GVI Sleepout!

Sorry I’ve been so rubbish at posting blogs, I can barely keep my daily diary entries up to date!! I wanted to post this at least a week ago but living in the mountains comes with it’s struggles of no internet! Here’s a little something of what I got up to in November.

On the 20th to the 22nd November the volunteers, interns and staff here at GVI Chiang Mai challenged themselves to a sleep out in the forests surrounding Huay Pakoot in Northern Thailand.

The scale my team created to keep track of donations.

We did this to raise money for some of the elephants we have here in the village: Sah Jah, Lulu and Khum Suk are all funded through the GVI Trust, money donated by people like you. We need to raise £5000 per year to enable the elephants to remain here in the village and this was a challenge we set ourselves to help raise that! Please donate here! We were split into 3 teams (Sah Jah, Lulu (my team) and Khum Suk) and would be building shelters, fires, cooking and doing challenges in our teams.
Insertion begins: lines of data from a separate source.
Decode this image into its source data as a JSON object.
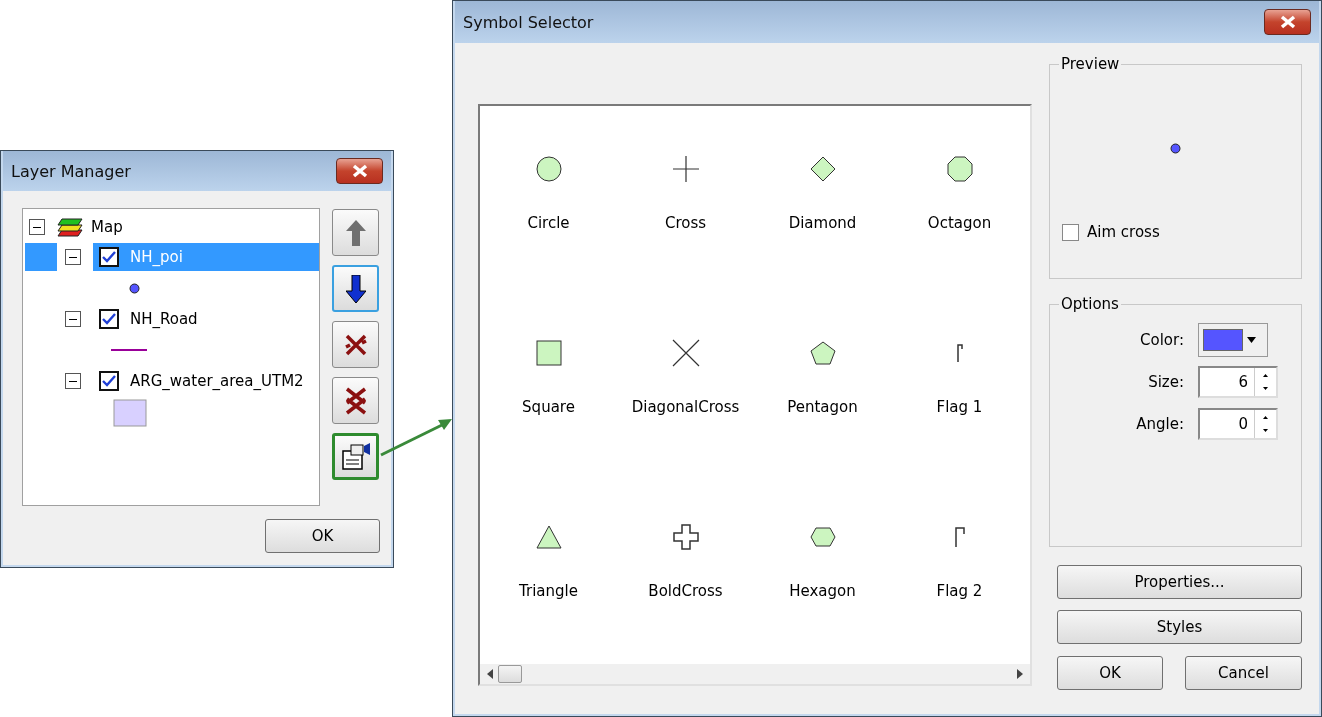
{
  "layer_manager": {
    "title": "Layer Manager",
    "tree": {
      "label": "Map",
      "expanded": true,
      "children": [
        {
          "label": "NH_poi",
          "checked": true,
          "selected": true,
          "expanded": true,
          "kind": "point",
          "color": "#5555ff"
        },
        {
          "label": "NH_Road",
          "checked": true,
          "selected": false,
          "expanded": true,
          "kind": "line",
          "color": "#990099"
        },
        {
          "label": "ARG_water_area_UTM2",
          "checked": true,
          "selected": false,
          "expanded": true,
          "kind": "polygon",
          "color": "#d8d0ff"
        }
      ]
    },
    "side_buttons": [
      {
        "kind": "up",
        "focused": false,
        "highlighted": false
      },
      {
        "kind": "down",
        "focused": true,
        "highlighted": false
      },
      {
        "kind": "remove",
        "focused": false,
        "highlighted": false
      },
      {
        "kind": "remove_all",
        "focused": false,
        "highlighted": false
      },
      {
        "kind": "properties",
        "focused": false,
        "highlighted": true
      }
    ],
    "ok_button": "OK"
  },
  "symbol_selector": {
    "title": "Symbol Selector",
    "symbols": [
      {
        "name": "Circle",
        "kind": "circle"
      },
      {
        "name": "Cross",
        "kind": "cross"
      },
      {
        "name": "Diamond",
        "kind": "diamond"
      },
      {
        "name": "Octagon",
        "kind": "octagon"
      },
      {
        "name": "Square",
        "kind": "square"
      },
      {
        "name": "DiagonalCross",
        "kind": "diagonal_cross"
      },
      {
        "name": "Pentagon",
        "kind": "pentagon"
      },
      {
        "name": "Flag 1",
        "kind": "flag1"
      },
      {
        "name": "Triangle",
        "kind": "triangle"
      },
      {
        "name": "BoldCross",
        "kind": "bold_cross"
      },
      {
        "name": "Hexagon",
        "kind": "hexagon"
      },
      {
        "name": "Flag 2",
        "kind": "flag2"
      }
    ],
    "preview": {
      "title": "Preview",
      "color": "#5555ff",
      "aim_cross": {
        "label": "Aim cross",
        "checked": false
      }
    },
    "options": {
      "title": "Options",
      "color": {
        "label": "Color:",
        "color": "#5555ff"
      },
      "size": {
        "label": "Size:",
        "value": "6"
      },
      "angle": {
        "label": "Angle:",
        "value": "0"
      }
    },
    "buttons": [
      "Properties...",
      "Styles"
    ],
    "ok": "OK",
    "cancel": "Cancel"
  }
}
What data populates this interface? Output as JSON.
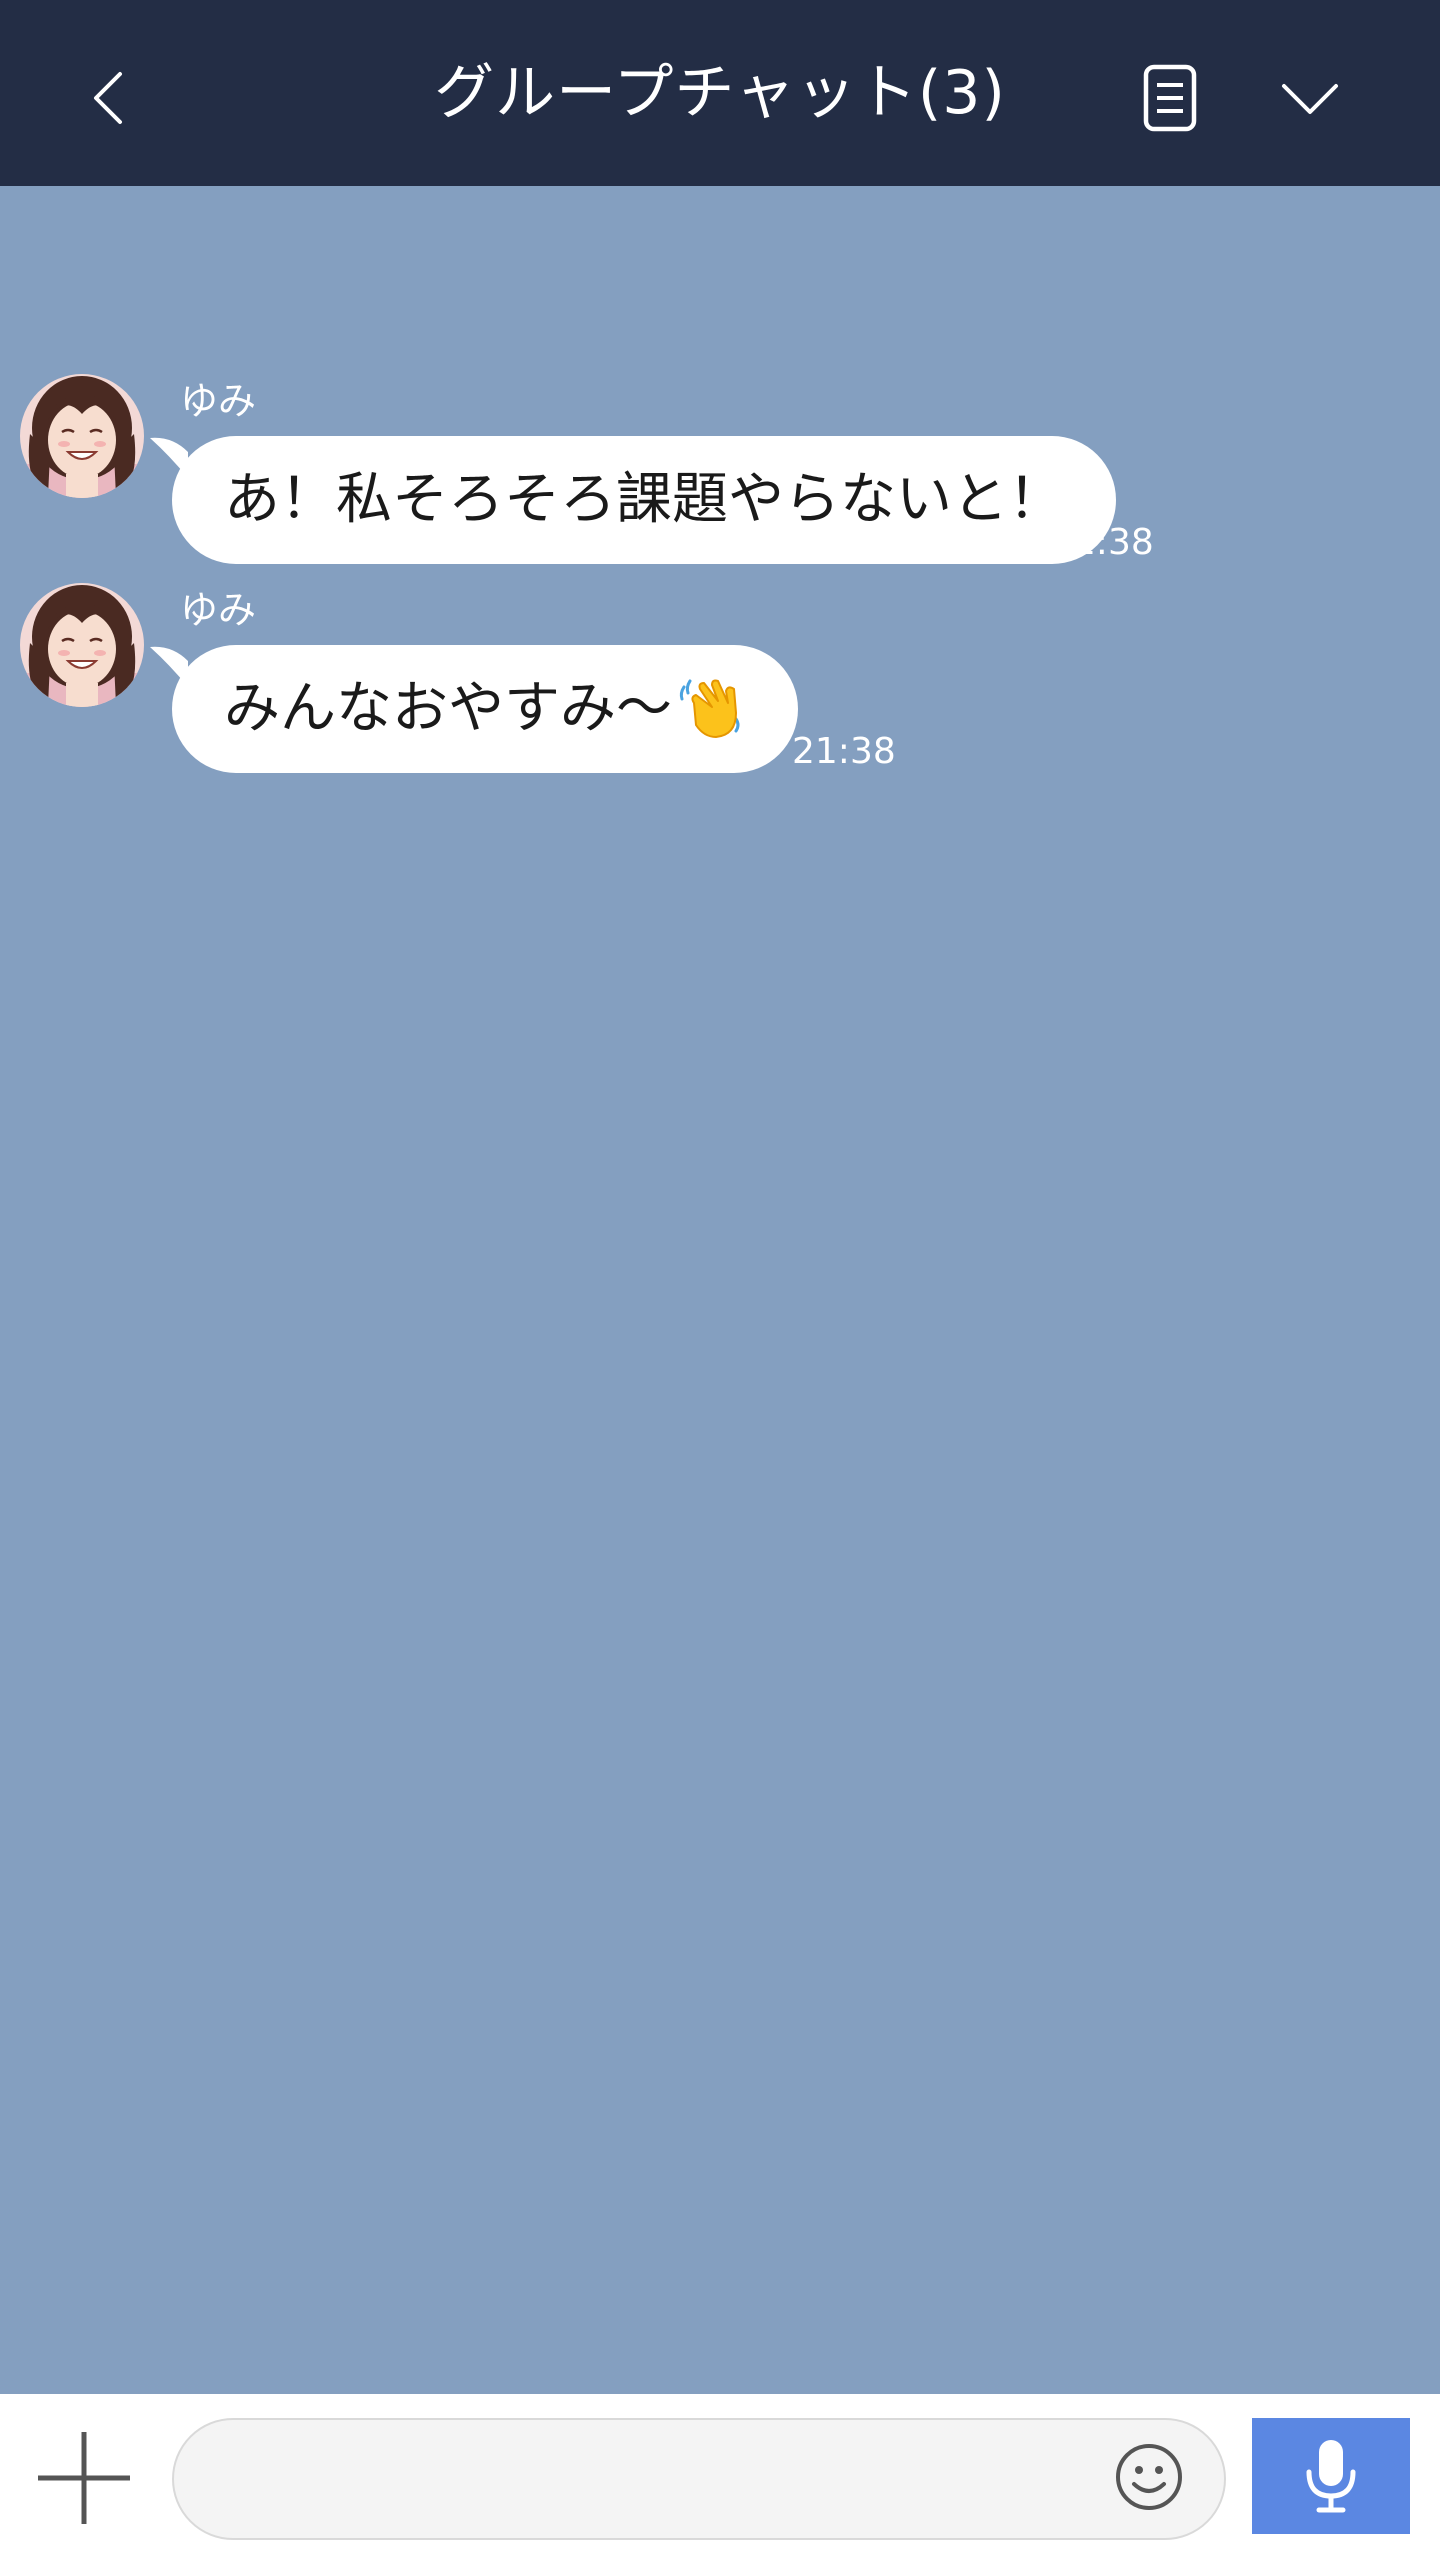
{
  "header": {
    "title": "グループチャット(3)",
    "back_icon": "chevron-left-icon",
    "note_icon": "note-icon",
    "menu_icon": "chevron-down-icon",
    "background": "#232d45"
  },
  "chat": {
    "background": "#849fc0",
    "messages": [
      {
        "sender": "ゆみ",
        "text": "あ！私そろそろ課題やらないと！",
        "time": "21:38"
      },
      {
        "sender": "ゆみ",
        "text": "みんなおやすみ～",
        "emoji": "waving-hand-icon",
        "time": "21:38"
      }
    ]
  },
  "input_bar": {
    "plus_icon": "plus-icon",
    "message_placeholder": "",
    "emoji_icon": "smiley-icon",
    "mic_icon": "microphone-icon",
    "mic_button_color": "#5b87e2"
  }
}
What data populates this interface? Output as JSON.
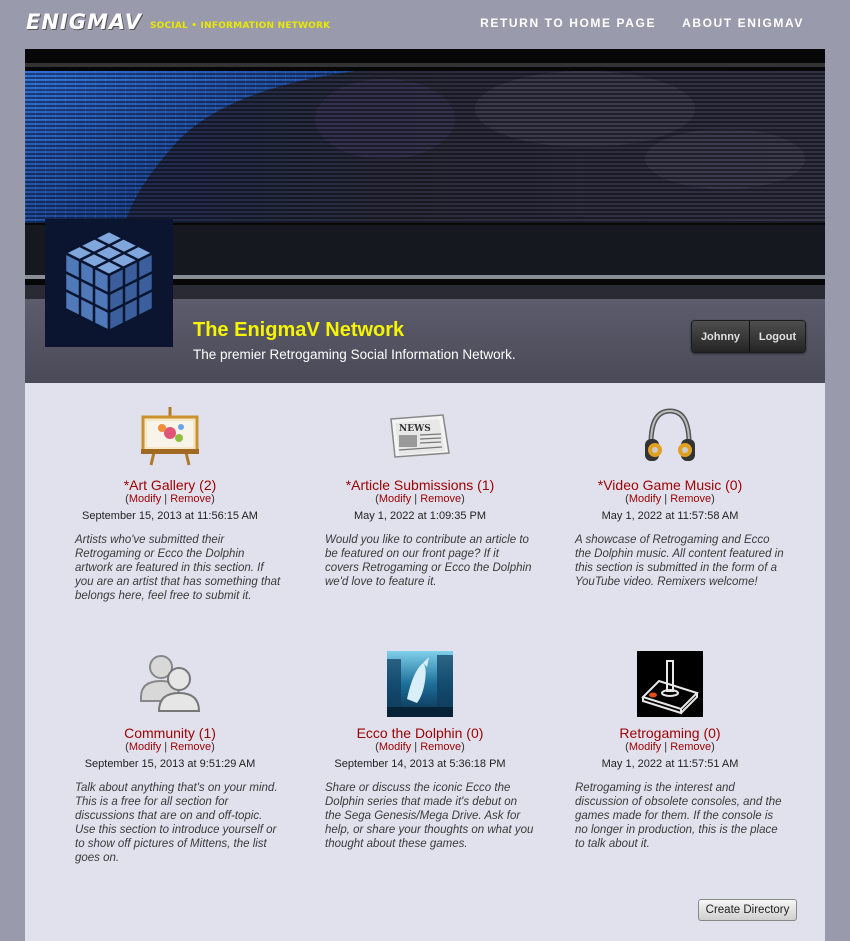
{
  "header": {
    "logo_main": "ENIGMAV",
    "logo_sub": "SOCIAL • INFORMATION NETWORK",
    "nav": [
      {
        "label": "RETURN TO HOME PAGE"
      },
      {
        "label": "ABOUT ENIGMAV"
      }
    ]
  },
  "profile": {
    "title": "The EnigmaV Network",
    "tagline": "The premier Retrogaming Social Information Network.",
    "user_button": "Johnny",
    "logout_button": "Logout"
  },
  "actions": {
    "modify": "Modify",
    "remove": "Remove",
    "separator": "|"
  },
  "directories": [
    {
      "icon": "easel-art-icon",
      "title": "*Art Gallery (2)",
      "date": "September 15, 2013 at 11:56:15 AM",
      "description": "Artists who've submitted their Retrogaming or Ecco the Dolphin artwork are featured in this section. If you are an artist that has something that belongs here, feel free to submit it."
    },
    {
      "icon": "newspaper-icon",
      "title": "*Article Submissions (1)",
      "date": "May 1, 2022 at 1:09:35 PM",
      "description": "Would you like to contribute an article to be featured on our front page? If it covers Retrogaming or Ecco the Dolphin we'd love to feature it."
    },
    {
      "icon": "headphones-icon",
      "title": "*Video Game Music (0)",
      "date": "May 1, 2022 at 11:57:58 AM",
      "description": "A showcase of Retrogaming and Ecco the Dolphin music. All content featured in this section is submitted in the form of a YouTube video. Remixers welcome!"
    },
    {
      "icon": "users-icon",
      "title": "Community (1)",
      "date": "September 15, 2013 at 9:51:29 AM",
      "description": "Talk about anything that's on your mind. This is a free for all section for discussions that are on and off-topic. Use this section to introduce yourself or to show off pictures of Mittens, the list goes on."
    },
    {
      "icon": "dolphin-icon",
      "title": "Ecco the Dolphin (0)",
      "date": "September 14, 2013 at 5:36:18 PM",
      "description": "Share or discuss the iconic Ecco the Dolphin series that made it's debut on the Sega Genesis/Mega Drive. Ask for help, or share your thoughts on what you thought about these games."
    },
    {
      "icon": "joystick-icon",
      "title": "Retrogaming (0)",
      "date": "May 1, 2022 at 11:57:51 AM",
      "description": "Retrogaming is the interest and discussion of obsolete consoles, and the games made for them. If the console is no longer in production, this is the place to talk about it."
    }
  ],
  "create_directory": "Create Directory",
  "colors": {
    "page_bg": "#9a9aad",
    "panel_bg": "#e1e1ee",
    "title_yellow": "#f5f500",
    "link_red": "#9d0000"
  }
}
On the 20th we all gathered at base to organise our packs and distribute the equipment we had been given between us. I carried a length of rope, a tarpaulin and a box of 30 packets of noodles on the hike to the area that would become our home for 3 days and 2 nights. Once we got there our teams were allowed to choose the area they wanted to fb_img_1481384279874et up their shelter in order of the winners to losers of a quiz we had had earlier that week. My team got second choice and had a large area of forest with a slanted fallen tree that we thought would be perfect to help keep our tarpaulins up.
It didn’t take us too long to raise a shelter (with the help of a mahout), with 2 tarpaulins over our heads and another on the floor. We spent some time collecting firewood, building a fire pit and creating some chopsticks and bowls out of bamboo as we had neither provided.
Then we had our first challenge: to make up a “jungle song” and make some instruments and perform it to everyone. We produced our own rendition of “Twinkle Twinkle Little Star”:
“Forest sleep out we love you
 Raising money for Lulu
 In the mountains of Huay Pakoot
 We need help from the mahouts
 Forest sleep out we love you
 Raising money for Lulu”
After just about managing to scrape together a meal of noodles, which we ate pretty sloppily out of our bamboo bowls, we went night fishing! I caught 5 fish, most of them pretty small, but some other people caught some decent sized fish which were fried and eaten. We headed off to bed, completely oblivious to the horror that was in store for us that night.
Usually what comes springing to mind when you think of the weather in Thailand is something nice and hot. Not at night in the middle of the forest, oh no. I have no idea what the actual temperature was, but due to the cold I manage to only grab one hour of sleep, and spent the rest of the night trying desperately to find firewood and bribe our fire to stay aflame the whole night. Other teams were having similar problems, including the staff, so we ended up with a few visitors during the night, each trying to stay warm or just spread some camaraderie. Seeing the sun peak through the trees was a blessing.
The next day half the group had to leave due to feeling unwell or exhaustion. The 10 volunteers that remained decided to group their efforts to create one large sleeping area (out of team Lulu’s original shelter) and a communal fire pit. We were treated to chocolate bars to keep out spirits up. Working together as one team was so much more effectual that 3 separate teams and later that day we had a raised sleeping areas and large communal fire pit with a raised seating area.15109439_10154767368377206_852831559108855231_n.jpg
That evening the mahouts treated us to a curry, chicken and hotdogs and raised our spirits even more before we faced another cold night.
We all slept better, with 10 people in one area rather than 4 or 5, but I still only managed around 4 hours sleep. Morning came to grant sweet relief from the uncomfortable night. We dismantled all of our shelters, picked up all our belongings and started the trudge back up the steep path we had decended 3 days ago (fortunately to a truck waiting at the top to take us home).
Have a look at the video to see what we got up to, see if you can spot the elephant cameo, and donate if you can!



Leave a Reply

Fill in your details below or click an icon to log in:

WordPress.com Logo

You are commenting using your WordPress.com account. Log Out /  Change )

Google+ photo

You are commenting using your Google+ account. Log Out /  Change )

Twitter picture

You are commenting using your Twitter account. Log Out /  Change )

Facebook photo

You are commenting using your Facebook account. Log Out /  Change )


Connecting to %s